MANHASSET, NY The 2010 Intel Science Talent Search has announced the ten top awards from the 40 high school senior finalists in the yearly talent search event.
Erika DeBenedictis, 18, of Albuquerque, N.M., won $100,000 for the top award for developing a software navigation system to help improve spacecraft travel through the solar system.
The Intel Foundation honored DeBenedictis for describing how the gravity and movement of planets create "easy transit routes," which will ultimately help spacecraft move faster and with less fuel.
David Liu, 18, of Saratoga, Calif., won second place and $75,000 for his work to develop a system to recognize and understand digital images. Aerial images have already been examined using his system to identify hazards to buried oil pipelines and could also be used to enable unmanned aerial vehicles and Web-based image searches.
Third place honors and $50,000 went to Akhil Mathew, 18, of Madison, N.J., for his math project on Deligne categories, a setting for studying a wide range of algebraic structures with ties to theoretical physics.
Other top honors from the competition include:
Fourth Place: Lynnelle Ye, 18, Palo Alto, Calif., received a $40,000 award for her project that provided strategies for winning at a computer game titled "Graph Chomp."
Fifth Place: Eric Brooks, 16, Hewlett, N.Y., received a $30,000 award for his research studying racial genetic factors that may affect the spread of prostate cancer.
Sixth Place: John Capodilupo, 18, of Grand Rapids, Mich., received a $25,000 award for his project that used cluster analysis of objects in the night sky to study the structure and evolution of the early universe.
Seventh Place: Benjamen Sun, 17, of Grand Forks, N.D., received a $25,000 award for his work studying how sand, dust and other debris on city streets can adsorb pollutants from rain and, thus, contaminate city water sources.
Eighth Place: Katherine Rudolph, 18, of Naperville, Ill., received a $20,000 award for her math project that investigated dense packing of identical spheres, the results of which can be used in fields from chemistry to cryptology.
Ninth Place: Yale Fan, 18, of Beaverton, Ore., received a $20,000 award for his research that demonstrated the advantages of quantum computing in performing difficult computations.
Tenth Place: Linda Zhou, 18, of River Edge, N.J., received a $20,000 award for her project that researched how to reverse drug resistance in breast cancer cells.
Of the 1,736 high school seniors who entered the Intel Science Talent Search 2010, 300 were announced as semifinalists in January.

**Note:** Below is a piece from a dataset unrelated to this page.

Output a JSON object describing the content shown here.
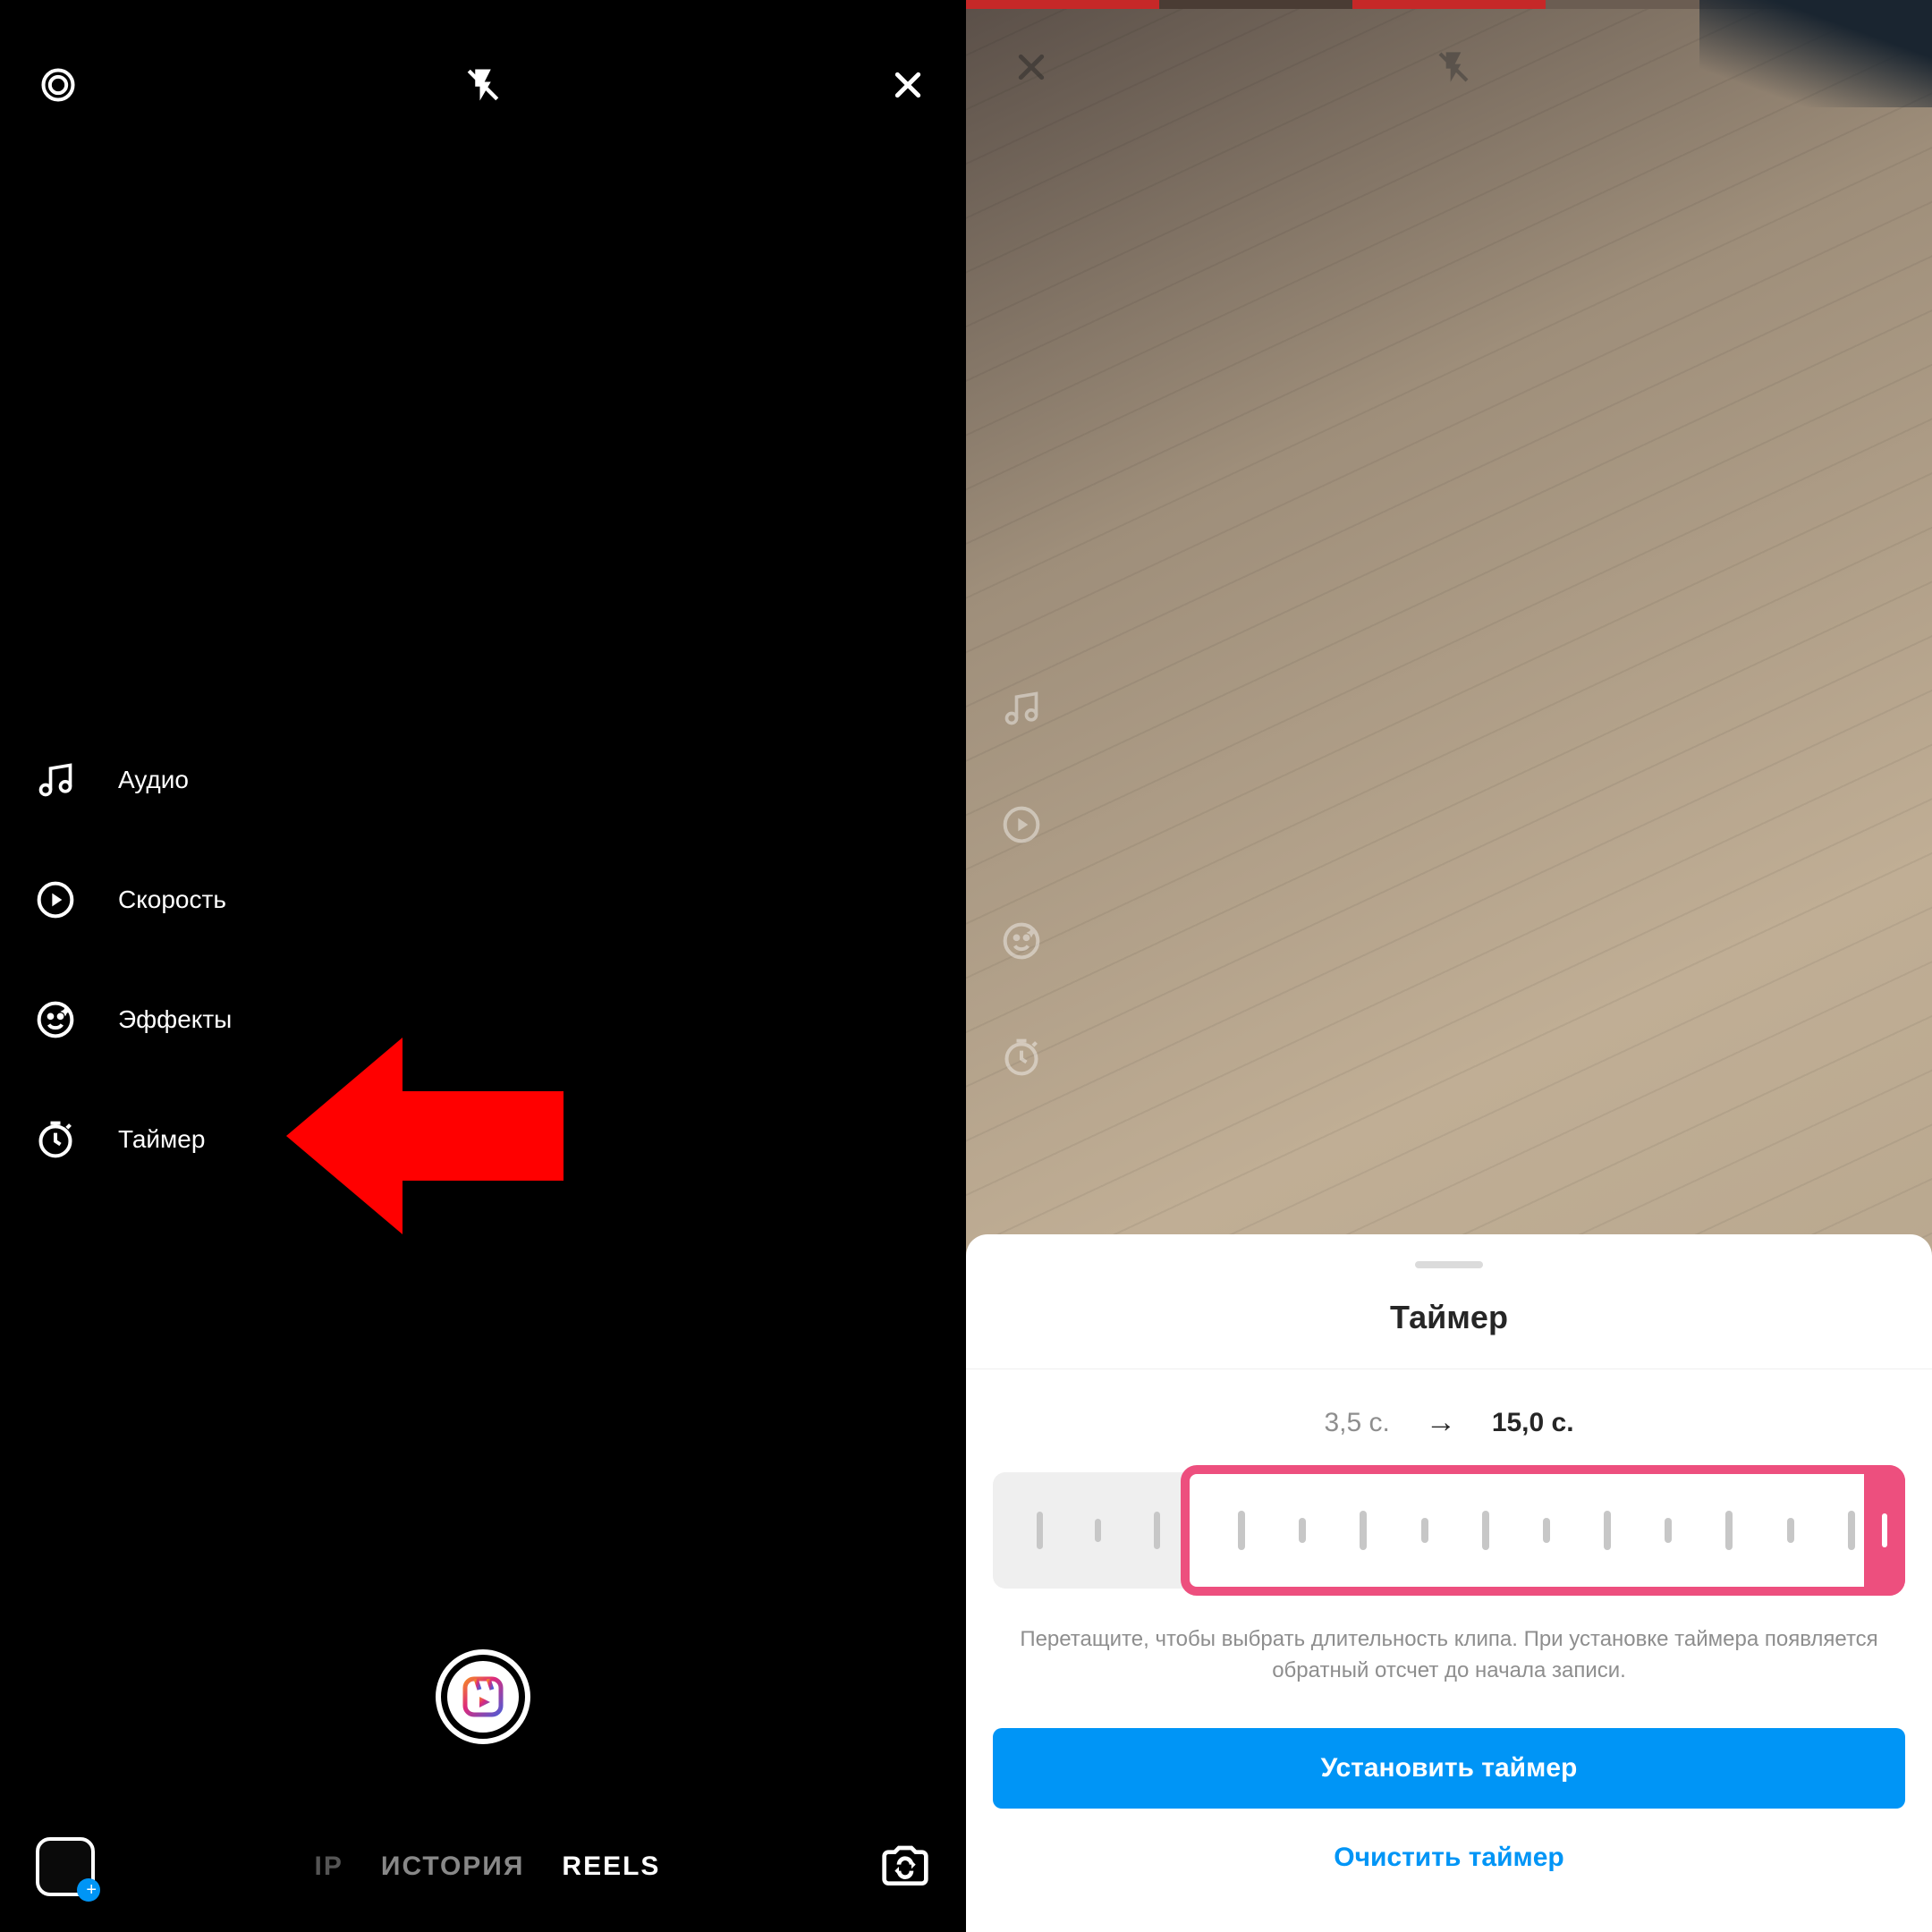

Of those, 40 were chosen as finalists and invited to Washington, D.C., to compete for the top 10 awards.
The remaining 30 finalists each received at least $7,500 in awards.
Ongoing updates about the Intel Science Talent Search 2010 can be followed on the Facebook group.
"These 40 Intel Science Talent Search finalists demonstrate that we have the capability in this country to cultivate the next generation of innovators, scientists and entrepreneurs," said Intel President and CEO Paul Otellini, in a statement.